Portland police officer arrested on suspicion of drunk driving

Police in Portland, Oregon, will arrest anyone they believe is driving under the influence. As a recent case shows, this also includes members of their own force. According to police, a 43-year-old sergeant with the Portland Police Department was recently arrested for DUI. Police claim that the arrest took place after the man supposedly crashed his 2014 Jetta into a yard, fence and fire hydrant, causing $5,000 worth of damage on 190th Drive at around 10:00 a.m.

Following the accident, police allege that the man was taken to a local police department. While there, he was offered a blood alcohol content level test. It is not known if the police officer took the test or his BAC level. However, the man was charged with second-degree criminal mischief, reckless driving and DUI.

Contact Us

Bold labels are required.

Contact Information

The use of the Internet or this form for communication with the firm or any individual member of the firm does not establish an attorney-client relationship.

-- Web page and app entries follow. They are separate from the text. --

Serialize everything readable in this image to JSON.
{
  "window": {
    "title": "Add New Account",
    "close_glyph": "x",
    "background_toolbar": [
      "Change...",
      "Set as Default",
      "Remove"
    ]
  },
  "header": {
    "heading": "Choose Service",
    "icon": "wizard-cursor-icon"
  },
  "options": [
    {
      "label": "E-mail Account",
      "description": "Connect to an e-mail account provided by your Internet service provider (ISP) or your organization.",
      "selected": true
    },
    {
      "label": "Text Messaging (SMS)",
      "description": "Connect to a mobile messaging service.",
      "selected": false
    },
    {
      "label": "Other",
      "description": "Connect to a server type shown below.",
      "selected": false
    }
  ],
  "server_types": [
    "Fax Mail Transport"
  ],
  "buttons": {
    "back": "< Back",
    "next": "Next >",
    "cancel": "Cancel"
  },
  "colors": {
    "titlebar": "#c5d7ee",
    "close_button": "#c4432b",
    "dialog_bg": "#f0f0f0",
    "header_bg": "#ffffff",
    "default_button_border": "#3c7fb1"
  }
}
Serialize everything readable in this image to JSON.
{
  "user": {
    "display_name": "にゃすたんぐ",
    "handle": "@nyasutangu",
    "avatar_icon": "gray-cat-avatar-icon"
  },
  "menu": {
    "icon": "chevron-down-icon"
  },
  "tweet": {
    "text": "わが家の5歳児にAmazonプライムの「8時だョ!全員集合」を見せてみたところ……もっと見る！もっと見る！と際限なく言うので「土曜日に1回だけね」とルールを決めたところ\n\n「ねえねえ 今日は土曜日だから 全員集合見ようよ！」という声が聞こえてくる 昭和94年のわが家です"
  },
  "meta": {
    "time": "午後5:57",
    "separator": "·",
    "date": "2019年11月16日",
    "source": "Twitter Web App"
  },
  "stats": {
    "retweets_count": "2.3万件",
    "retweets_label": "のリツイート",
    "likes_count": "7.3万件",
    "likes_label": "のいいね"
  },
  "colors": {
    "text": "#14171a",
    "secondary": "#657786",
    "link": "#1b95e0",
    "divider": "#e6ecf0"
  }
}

Confidential or time-sensitive information should not be sent through this form.

Office Locations

Short Law Group, P.C.
12755 SW 69th Avenue
Suite 290
Portland, OR 97223 
Map & Directions

Salem Office
280 Court Street NE
Suite 290
Salem, OR 97308
Map & Directions

Phone: 503-747-7198
Fax: 503-747-2951